→ Goal of the exercise
Reproduce the records below exactly; no pictures.

→ Input material
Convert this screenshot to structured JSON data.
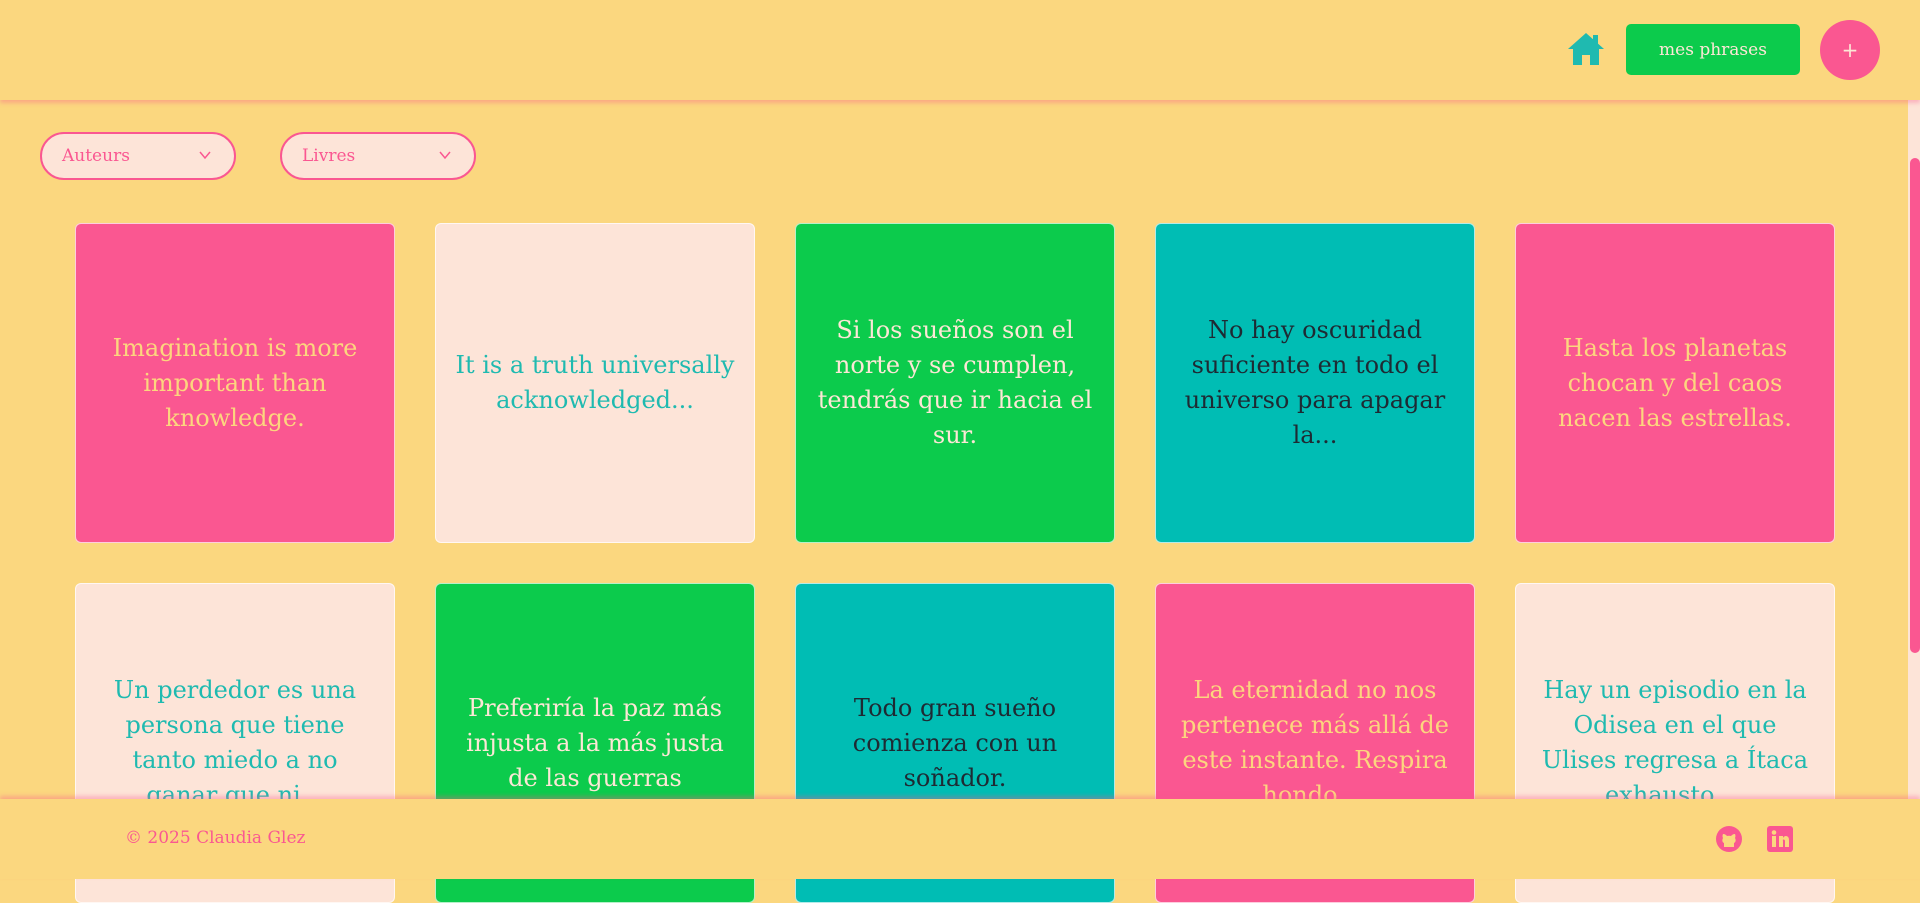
{
  "header": {
    "home_icon": "home-icon",
    "my_phrases_label": "mes phrases",
    "add_label": "+"
  },
  "filters": {
    "authors_label": "Auteurs",
    "books_label": "Livres"
  },
  "colors": {
    "background": "#fbd77f",
    "pink": "#fa5791",
    "peach": "#fde4d8",
    "green": "#0ccb4c",
    "teal": "#00bdb4"
  },
  "cards": [
    {
      "text": "Imagination is more important than knowledge.",
      "color": "pink"
    },
    {
      "text": "It is a truth universally acknowledged...",
      "color": "peach"
    },
    {
      "text": "Si los sueños son el norte y se cumplen, tendrás que ir hacia el sur.",
      "color": "green"
    },
    {
      "text": "No hay oscuridad suficiente en todo el universo para apagar la...",
      "color": "teal"
    },
    {
      "text": "Hasta los planetas chocan y del caos nacen las estrellas.",
      "color": "pink"
    },
    {
      "text": "Un perdedor es una persona que tiene tanto miedo a no ganar que ni...",
      "color": "peach"
    },
    {
      "text": "Preferiría la paz más injusta a la más justa de las guerras",
      "color": "green"
    },
    {
      "text": "Todo gran sueño comienza con un soñador.",
      "color": "teal"
    },
    {
      "text": "La eternidad no nos pertenece más allá de este instante. Respira hondo....",
      "color": "pink"
    },
    {
      "text": "Hay un episodio en la Odisea en el que Ulises regresa a Ítaca exhausto,...",
      "color": "peach"
    }
  ],
  "footer": {
    "copyright": "© 2025 Claudia Glez",
    "github_icon": "github-icon",
    "linkedin_icon": "linkedin-icon"
  }
}
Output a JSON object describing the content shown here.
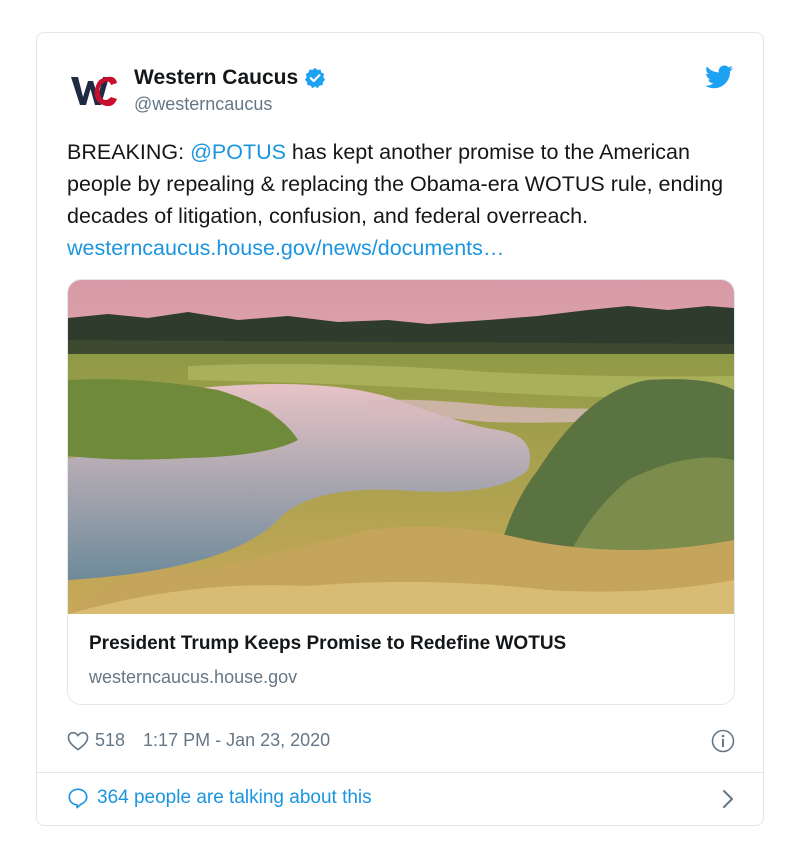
{
  "author": {
    "name": "Western Caucus",
    "handle": "@westerncaucus",
    "logo_text": "WC"
  },
  "tweet": {
    "text_before": "BREAKING: ",
    "mention": "@POTUS",
    "text_after": " has kept another promise to the American people by repealing & replacing the Obama-era WOTUS rule, ending decades of litigation, confusion, and federal overreach. ",
    "link": "westerncaucus.house.gov/news/documents…"
  },
  "card": {
    "image_icon": "wetland-landscape-photo",
    "title": "President Trump Keeps Promise to Redefine WOTUS",
    "domain": "westerncaucus.house.gov"
  },
  "meta": {
    "like_count": "518",
    "timestamp": "1:17 PM - Jan 23, 2020"
  },
  "conversation": {
    "label": "364 people are talking about this"
  },
  "colors": {
    "link": "#1b95e0",
    "muted": "#657786",
    "border": "#e1e8ed",
    "logo_red": "#c8102e",
    "logo_navy": "#1f2a44"
  }
}
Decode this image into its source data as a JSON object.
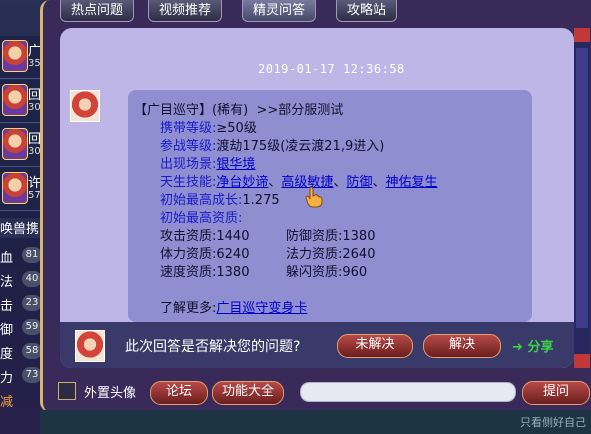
{
  "tabs": [
    {
      "label": "热点问题"
    },
    {
      "label": "视频推荐"
    },
    {
      "label": "精灵问答",
      "active": true
    },
    {
      "label": "攻略站"
    }
  ],
  "sidebar": {
    "slots": [
      {
        "char": "广",
        "num": "35"
      },
      {
        "char": "回",
        "num": "30"
      },
      {
        "char": "回",
        "num": "30"
      },
      {
        "char": "许",
        "num": "57"
      }
    ],
    "label": "唤兽携",
    "stats": [
      {
        "char": "血",
        "num": "81"
      },
      {
        "char": "法",
        "num": "40"
      },
      {
        "char": "击",
        "num": "23"
      },
      {
        "char": "御",
        "num": "59"
      },
      {
        "char": "度",
        "num": "58"
      },
      {
        "char": "力",
        "num": "73"
      },
      {
        "char": "减",
        "num": ""
      }
    ]
  },
  "chat": {
    "timestamp": "2019-01-17 12:36:58",
    "header": {
      "name": "【广目巡守】",
      "rarity": "(稀有)",
      "note": ">>部分服测试"
    },
    "lines": [
      {
        "label": "携带等级:",
        "value": "≥50级"
      },
      {
        "label": "参战等级:",
        "value": "渡劫175级(凌云渡21,9进入)"
      },
      {
        "label": "出现场景:",
        "value": "银华境"
      },
      {
        "label": "天生技能:",
        "links": [
          "净台妙谛",
          "高级敏捷",
          "防御",
          "神佑复生"
        ]
      },
      {
        "label": "初始最高成长:",
        "value": "1.275"
      },
      {
        "label": "初始最高资质:"
      }
    ],
    "stats": [
      {
        "name": "攻击资质:",
        "value": "1440"
      },
      {
        "name": "防御资质:",
        "value": "1380"
      },
      {
        "name": "体力资质:",
        "value": "6240"
      },
      {
        "name": "法力资质:",
        "value": "2640"
      },
      {
        "name": "速度资质:",
        "value": "1380"
      },
      {
        "name": "躲闪资质:",
        "value": "960"
      }
    ],
    "more_label": "了解更多:",
    "more_link": "广目巡守变身卡"
  },
  "feedback": {
    "question": "此次回答是否解决您的问题?",
    "unresolved": "未解决",
    "resolved": "解决",
    "share": "分享"
  },
  "toolbar": {
    "external_avatar": "外置头像",
    "forum": "论坛",
    "features": "功能大全",
    "ask": "提问"
  },
  "bottom": {
    "text": "只看侧好自己"
  },
  "colors": {
    "panel_bg": "#bdb6e6",
    "bubble_bg": "#8e8ed0",
    "label_blue": "#1a1acc",
    "link_blue": "#0000cc",
    "share_green": "#3ad04a",
    "button_red": "#8a2a2a"
  }
}
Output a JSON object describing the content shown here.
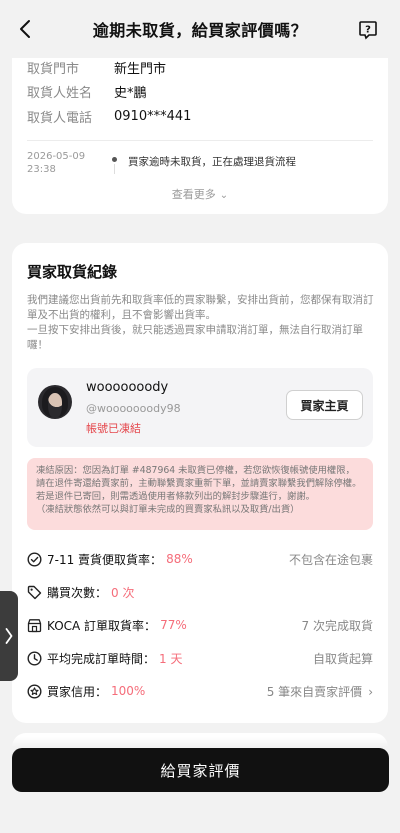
{
  "header": {
    "title": "逾期未取貨，給買家評價嗎？"
  },
  "pickup_info": {
    "rows": [
      {
        "label": "取貨門市",
        "value": "新生門市"
      },
      {
        "label": "取貨人姓名",
        "value": "史*鵬"
      },
      {
        "label": "取貨人電話",
        "value": "0910***441"
      }
    ],
    "timeline": {
      "date": "2026-05-09",
      "time": "23:38",
      "text": "買家逾時未取貨，正在處理退貨流程"
    },
    "see_more_label": "查看更多"
  },
  "buyer_record": {
    "title": "買家取貨紀錄",
    "description": "我們建議您出貨前先和取貨率低的買家聯繫，安排出貨前，您都保有取消訂單及不出貨的權利，且不會影響出貨率。\n一旦按下安排出貨後，就只能透過買家申請取消訂單，無法自行取消訂單囉！",
    "buyer": {
      "name": "wooooooody",
      "handle": "@wooooooody98",
      "status": "帳號已凍結",
      "profile_button": "買家主頁"
    },
    "freeze_note": "凍結原因：您因為訂單 #487964 未取貨已停權，若您欲恢復帳號使用權限，請在退件寄還給賣家前，主動聯繫賣家重新下單，並請賣家聯繫我們解除停權。若是退件已寄回，則需透過使用者條款列出的解封步驟進行，謝謝。\n（凍結狀態依然可以與訂單未完成的買賣家私訊以及取貨/出貨）",
    "stats": [
      {
        "icon": "check-circle-icon",
        "label": "7-11 賣貨便取貨率：",
        "value": "88%",
        "right": "不包含在途包裹"
      },
      {
        "icon": "tag-icon",
        "label": "購買次數：",
        "value": "0 次",
        "right": ""
      },
      {
        "icon": "store-icon",
        "label": "KOCA 訂單取貨率：",
        "value": "77%",
        "right": "7 次完成取貨"
      },
      {
        "icon": "clock-icon",
        "label": "平均完成訂單時間：",
        "value": "1 天",
        "right": "自取貨起算"
      },
      {
        "icon": "star-circle-icon",
        "label": "買家信用：",
        "value": "100%",
        "right": "5 筆來自賣家評價"
      }
    ]
  },
  "cta": {
    "label": "給買家評價"
  },
  "colors": {
    "accent_red": "#e5484d",
    "stat_value_pink": "#f56d7a",
    "note_background": "#fcdcdc",
    "cta_background": "#111111"
  }
}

→ Exercise answer
Convert this screenshot to structured JSON data.
{
  "header": {
    "home_icon": "home-icon",
    "my_phrases_label": "mes phrases",
    "add_label": "+"
  },
  "filters": {
    "authors_label": "Auteurs",
    "books_label": "Livres"
  },
  "colors": {
    "background": "#fbd77f",
    "pink": "#fa5791",
    "peach": "#fde4d8",
    "green": "#0ccb4c",
    "teal": "#00bdb4"
  },
  "cards": [
    {
      "text": "Imagination is more important than knowledge.",
      "color": "pink"
    },
    {
      "text": "It is a truth universally acknowledged...",
      "color": "peach"
    },
    {
      "text": "Si los sueños son el norte y se cumplen, tendrás que ir hacia el sur.",
      "color": "green"
    },
    {
      "text": "No hay oscuridad suficiente en todo el universo para apagar la...",
      "color": "teal"
    },
    {
      "text": "Hasta los planetas chocan y del caos nacen las estrellas.",
      "color": "pink"
    },
    {
      "text": "Un perdedor es una persona que tiene tanto miedo a no ganar que ni...",
      "color": "peach"
    },
    {
      "text": "Preferiría la paz más injusta a la más justa de las guerras",
      "color": "green"
    },
    {
      "text": "Todo gran sueño comienza con un soñador.",
      "color": "teal"
    },
    {
      "text": "La eternidad no nos pertenece más allá de este instante. Respira hondo....",
      "color": "pink"
    },
    {
      "text": "Hay un episodio en la Odisea en el que Ulises regresa a Ítaca exhausto,...",
      "color": "peach"
    }
  ],
  "footer": {
    "copyright": "© 2025 Claudia Glez",
    "github_icon": "github-icon",
    "linkedin_icon": "linkedin-icon"
  }
}
Output a JSON object describing the content shown here.
{
  "author": {
    "name": "Western Caucus",
    "handle": "@westerncaucus",
    "logo_text": "WC"
  },
  "tweet": {
    "text_before": "BREAKING: ",
    "mention": "@POTUS",
    "text_after": " has kept another promise to the American people by repealing & replacing the Obama-era WOTUS rule, ending decades of litigation, confusion, and federal overreach. ",
    "link": "westerncaucus.house.gov/news/documents…"
  },
  "card": {
    "image_icon": "wetland-landscape-photo",
    "title": "President Trump Keeps Promise to Redefine WOTUS",
    "domain": "westerncaucus.house.gov"
  },
  "meta": {
    "like_count": "518",
    "timestamp": "1:17 PM - Jan 23, 2020"
  },
  "conversation": {
    "label": "364 people are talking about this"
  },
  "colors": {
    "link": "#1b95e0",
    "muted": "#657786",
    "border": "#e1e8ed",
    "logo_red": "#c8102e",
    "logo_navy": "#1f2a44"
  }
}
Decode this image into its source data as a JSON object.
{
  "tabs": [
    {
      "label": "热点问题"
    },
    {
      "label": "视频推荐"
    },
    {
      "label": "精灵问答",
      "active": true
    },
    {
      "label": "攻略站"
    }
  ],
  "sidebar": {
    "slots": [
      {
        "char": "广",
        "num": "35"
      },
      {
        "char": "回",
        "num": "30"
      },
      {
        "char": "回",
        "num": "30"
      },
      {
        "char": "许",
        "num": "57"
      }
    ],
    "label": "唤兽携",
    "stats": [
      {
        "char": "血",
        "num": "81"
      },
      {
        "char": "法",
        "num": "40"
      },
      {
        "char": "击",
        "num": "23"
      },
      {
        "char": "御",
        "num": "59"
      },
      {
        "char": "度",
        "num": "58"
      },
      {
        "char": "力",
        "num": "73"
      },
      {
        "char": "减",
        "num": ""
      }
    ]
  },
  "chat": {
    "timestamp": "2019-01-17 12:36:58",
    "header": {
      "name": "【广目巡守】",
      "rarity": "(稀有)",
      "note": ">>部分服测试"
    },
    "lines": [
      {
        "label": "携带等级:",
        "value": "≥50级"
      },
      {
        "label": "参战等级:",
        "value": "渡劫175级(凌云渡21,9进入)"
      },
      {
        "label": "出现场景:",
        "value": "银华境"
      },
      {
        "label": "天生技能:",
        "links": [
          "净台妙谛",
          "高级敏捷",
          "防御",
          "神佑复生"
        ]
      },
      {
        "label": "初始最高成长:",
        "value": "1.275"
      },
      {
        "label": "初始最高资质:"
      }
    ],
    "stats": [
      {
        "name": "攻击资质:",
        "value": "1440"
      },
      {
        "name": "防御资质:",
        "value": "1380"
      },
      {
        "name": "体力资质:",
        "value": "6240"
      },
      {
        "name": "法力资质:",
        "value": "2640"
      },
      {
        "name": "速度资质:",
        "value": "1380"
      },
      {
        "name": "躲闪资质:",
        "value": "960"
      }
    ],
    "more_label": "了解更多:",
    "more_link": "广目巡守变身卡"
  },
  "feedback": {
    "question": "此次回答是否解决您的问题?",
    "unresolved": "未解决",
    "resolved": "解决",
    "share": "分享"
  },
  "toolbar": {
    "external_avatar": "外置头像",
    "forum": "论坛",
    "features": "功能大全",
    "ask": "提问"
  },
  "bottom": {
    "text": "只看侧好自己"
  },
  "colors": {
    "panel_bg": "#bdb6e6",
    "bubble_bg": "#8e8ed0",
    "label_blue": "#1a1acc",
    "link_blue": "#0000cc",
    "share_green": "#3ad04a",
    "button_red": "#8a2a2a"
  }
}
Output a JSON object describing the content shown here.
{
  "header": {
    "title": "逾期未取貨，給買家評價嗎？"
  },
  "pickup_info": {
    "rows": [
      {
        "label": "取貨門市",
        "value": "新生門市"
      },
      {
        "label": "取貨人姓名",
        "value": "史*鵬"
      },
      {
        "label": "取貨人電話",
        "value": "0910***441"
      }
    ],
    "timeline": {
      "date": "2026-05-09",
      "time": "23:38",
      "text": "買家逾時未取貨，正在處理退貨流程"
    },
    "see_more_label": "查看更多"
  },
  "buyer_record": {
    "title": "買家取貨紀錄",
    "description": "我們建議您出貨前先和取貨率低的買家聯繫，安排出貨前，您都保有取消訂單及不出貨的權利，且不會影響出貨率。\n一旦按下安排出貨後，就只能透過買家申請取消訂單，無法自行取消訂單囉！",
    "buyer": {
      "name": "wooooooody",
      "handle": "@wooooooody98",
      "status": "帳號已凍結",
      "profile_button": "買家主頁"
    },
    "freeze_note": "凍結原因：您因為訂單 #487964 未取貨已停權，若您欲恢復帳號使用權限，請在退件寄還給賣家前，主動聯繫賣家重新下單，並請賣家聯繫我們解除停權。若是退件已寄回，則需透過使用者條款列出的解封步驟進行，謝謝。\n（凍結狀態依然可以與訂單未完成的買賣家私訊以及取貨/出貨）",
    "stats": [
      {
        "icon": "check-circle-icon",
        "label": "7-11 賣貨便取貨率：",
        "value": "88%",
        "right": "不包含在途包裹"
      },
      {
        "icon": "tag-icon",
        "label": "購買次數：",
        "value": "0 次",
        "right": ""
      },
      {
        "icon": "store-icon",
        "label": "KOCA 訂單取貨率：",
        "value": "77%",
        "right": "7 次完成取貨"
      },
      {
        "icon": "clock-icon",
        "label": "平均完成訂單時間：",
        "value": "1 天",
        "right": "自取貨起算"
      },
      {
        "icon": "star-circle-icon",
        "label": "買家信用：",
        "value": "100%",
        "right": "5 筆來自賣家評價"
      }
    ]
  },
  "cta": {
    "label": "給買家評價"
  },
  "colors": {
    "accent_red": "#e5484d",
    "stat_value_pink": "#f56d7a",
    "note_background": "#fcdcdc",
    "cta_background": "#111111"
  }
}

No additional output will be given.